• [REQUIREMENT]:
Where a line below contains "JSON", count it. Reply with the total only.

Page and application data records
..............................

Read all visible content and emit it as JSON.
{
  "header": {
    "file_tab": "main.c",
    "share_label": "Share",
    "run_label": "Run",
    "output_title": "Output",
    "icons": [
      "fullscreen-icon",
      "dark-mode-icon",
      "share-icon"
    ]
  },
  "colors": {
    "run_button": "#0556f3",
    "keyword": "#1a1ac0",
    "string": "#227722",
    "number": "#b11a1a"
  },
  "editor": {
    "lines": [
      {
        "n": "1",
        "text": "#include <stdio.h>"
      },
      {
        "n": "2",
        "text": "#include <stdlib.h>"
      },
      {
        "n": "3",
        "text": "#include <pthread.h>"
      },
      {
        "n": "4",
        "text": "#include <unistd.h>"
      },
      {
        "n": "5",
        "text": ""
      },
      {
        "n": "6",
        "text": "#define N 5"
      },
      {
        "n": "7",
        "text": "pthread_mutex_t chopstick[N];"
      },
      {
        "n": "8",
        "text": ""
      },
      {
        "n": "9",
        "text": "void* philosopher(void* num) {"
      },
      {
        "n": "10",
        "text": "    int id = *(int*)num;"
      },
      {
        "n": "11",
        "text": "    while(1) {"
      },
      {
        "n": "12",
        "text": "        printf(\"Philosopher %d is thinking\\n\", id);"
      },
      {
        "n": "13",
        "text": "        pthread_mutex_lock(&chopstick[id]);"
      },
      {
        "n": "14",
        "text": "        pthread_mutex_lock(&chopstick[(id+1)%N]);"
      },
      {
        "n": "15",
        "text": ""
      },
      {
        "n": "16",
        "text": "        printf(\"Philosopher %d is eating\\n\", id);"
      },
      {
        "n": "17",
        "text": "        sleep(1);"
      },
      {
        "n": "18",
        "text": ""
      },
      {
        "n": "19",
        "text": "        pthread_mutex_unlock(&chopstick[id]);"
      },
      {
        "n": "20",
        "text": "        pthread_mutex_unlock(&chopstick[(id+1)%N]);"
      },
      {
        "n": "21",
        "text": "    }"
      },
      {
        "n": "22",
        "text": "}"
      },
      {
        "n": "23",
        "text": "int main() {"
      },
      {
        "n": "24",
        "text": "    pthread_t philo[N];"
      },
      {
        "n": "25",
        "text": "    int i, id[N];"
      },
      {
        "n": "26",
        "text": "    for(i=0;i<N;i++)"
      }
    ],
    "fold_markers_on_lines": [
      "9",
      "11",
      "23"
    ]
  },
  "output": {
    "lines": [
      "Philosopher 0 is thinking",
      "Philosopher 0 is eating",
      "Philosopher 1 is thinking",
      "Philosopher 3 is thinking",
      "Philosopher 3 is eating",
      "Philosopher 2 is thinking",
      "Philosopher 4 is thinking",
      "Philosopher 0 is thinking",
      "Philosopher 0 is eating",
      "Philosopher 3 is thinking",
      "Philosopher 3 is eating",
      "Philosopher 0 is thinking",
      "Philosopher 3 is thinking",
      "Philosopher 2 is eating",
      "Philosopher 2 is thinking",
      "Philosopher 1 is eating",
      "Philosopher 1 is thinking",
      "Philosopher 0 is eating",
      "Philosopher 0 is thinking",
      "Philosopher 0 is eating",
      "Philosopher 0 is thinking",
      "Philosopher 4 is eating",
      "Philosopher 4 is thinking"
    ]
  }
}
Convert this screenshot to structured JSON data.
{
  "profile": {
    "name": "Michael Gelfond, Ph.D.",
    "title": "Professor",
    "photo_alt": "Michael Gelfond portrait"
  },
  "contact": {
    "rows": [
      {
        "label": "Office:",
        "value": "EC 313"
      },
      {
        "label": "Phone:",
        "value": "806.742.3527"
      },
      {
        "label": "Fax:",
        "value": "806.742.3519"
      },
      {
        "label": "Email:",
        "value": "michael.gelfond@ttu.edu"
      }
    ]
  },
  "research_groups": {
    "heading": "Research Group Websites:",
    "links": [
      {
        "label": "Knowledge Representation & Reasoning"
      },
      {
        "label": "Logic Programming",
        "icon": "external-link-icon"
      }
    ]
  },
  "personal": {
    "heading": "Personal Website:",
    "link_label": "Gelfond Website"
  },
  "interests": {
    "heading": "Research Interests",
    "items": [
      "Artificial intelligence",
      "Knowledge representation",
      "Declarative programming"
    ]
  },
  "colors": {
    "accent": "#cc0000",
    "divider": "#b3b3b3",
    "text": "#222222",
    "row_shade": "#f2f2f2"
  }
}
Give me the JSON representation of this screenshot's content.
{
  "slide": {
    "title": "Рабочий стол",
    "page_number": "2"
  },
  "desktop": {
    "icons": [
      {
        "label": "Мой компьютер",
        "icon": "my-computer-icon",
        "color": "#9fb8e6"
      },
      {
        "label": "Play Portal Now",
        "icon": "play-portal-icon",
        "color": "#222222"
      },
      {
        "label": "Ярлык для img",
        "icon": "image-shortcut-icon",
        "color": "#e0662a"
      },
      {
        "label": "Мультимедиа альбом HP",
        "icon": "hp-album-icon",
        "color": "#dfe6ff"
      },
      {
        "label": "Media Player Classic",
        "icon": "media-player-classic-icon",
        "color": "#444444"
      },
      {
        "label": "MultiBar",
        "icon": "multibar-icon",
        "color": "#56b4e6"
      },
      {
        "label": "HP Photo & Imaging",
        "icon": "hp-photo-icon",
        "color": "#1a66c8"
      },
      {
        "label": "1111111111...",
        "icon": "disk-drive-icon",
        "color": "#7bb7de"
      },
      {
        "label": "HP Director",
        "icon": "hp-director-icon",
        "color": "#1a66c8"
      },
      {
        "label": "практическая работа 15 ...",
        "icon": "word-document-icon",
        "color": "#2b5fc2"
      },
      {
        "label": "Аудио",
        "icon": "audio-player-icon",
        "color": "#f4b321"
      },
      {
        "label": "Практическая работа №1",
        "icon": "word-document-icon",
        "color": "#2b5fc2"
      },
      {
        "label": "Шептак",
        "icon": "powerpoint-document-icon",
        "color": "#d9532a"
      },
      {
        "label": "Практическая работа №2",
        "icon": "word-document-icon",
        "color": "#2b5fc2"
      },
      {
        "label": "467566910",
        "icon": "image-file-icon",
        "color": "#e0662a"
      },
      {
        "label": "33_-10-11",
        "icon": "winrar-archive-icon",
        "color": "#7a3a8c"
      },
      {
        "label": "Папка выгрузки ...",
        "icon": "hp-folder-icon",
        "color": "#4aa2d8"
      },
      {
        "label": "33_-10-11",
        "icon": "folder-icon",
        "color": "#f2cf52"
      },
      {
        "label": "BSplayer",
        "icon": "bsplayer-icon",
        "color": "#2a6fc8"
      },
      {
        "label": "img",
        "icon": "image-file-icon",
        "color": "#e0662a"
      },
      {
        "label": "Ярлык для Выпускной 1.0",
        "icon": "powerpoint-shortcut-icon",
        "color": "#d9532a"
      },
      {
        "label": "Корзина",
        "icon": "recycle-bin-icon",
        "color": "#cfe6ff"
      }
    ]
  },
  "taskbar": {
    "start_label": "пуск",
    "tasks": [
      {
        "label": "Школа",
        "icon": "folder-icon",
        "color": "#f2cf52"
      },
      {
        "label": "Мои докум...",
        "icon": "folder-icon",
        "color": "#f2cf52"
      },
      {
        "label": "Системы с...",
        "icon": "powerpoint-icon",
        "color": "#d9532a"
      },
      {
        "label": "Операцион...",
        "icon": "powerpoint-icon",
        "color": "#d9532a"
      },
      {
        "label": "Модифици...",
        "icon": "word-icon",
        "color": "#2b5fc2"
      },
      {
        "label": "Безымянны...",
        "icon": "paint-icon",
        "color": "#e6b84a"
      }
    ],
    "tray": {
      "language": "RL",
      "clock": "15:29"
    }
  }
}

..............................

• [ANSWER TO THE EXERCISE]:
3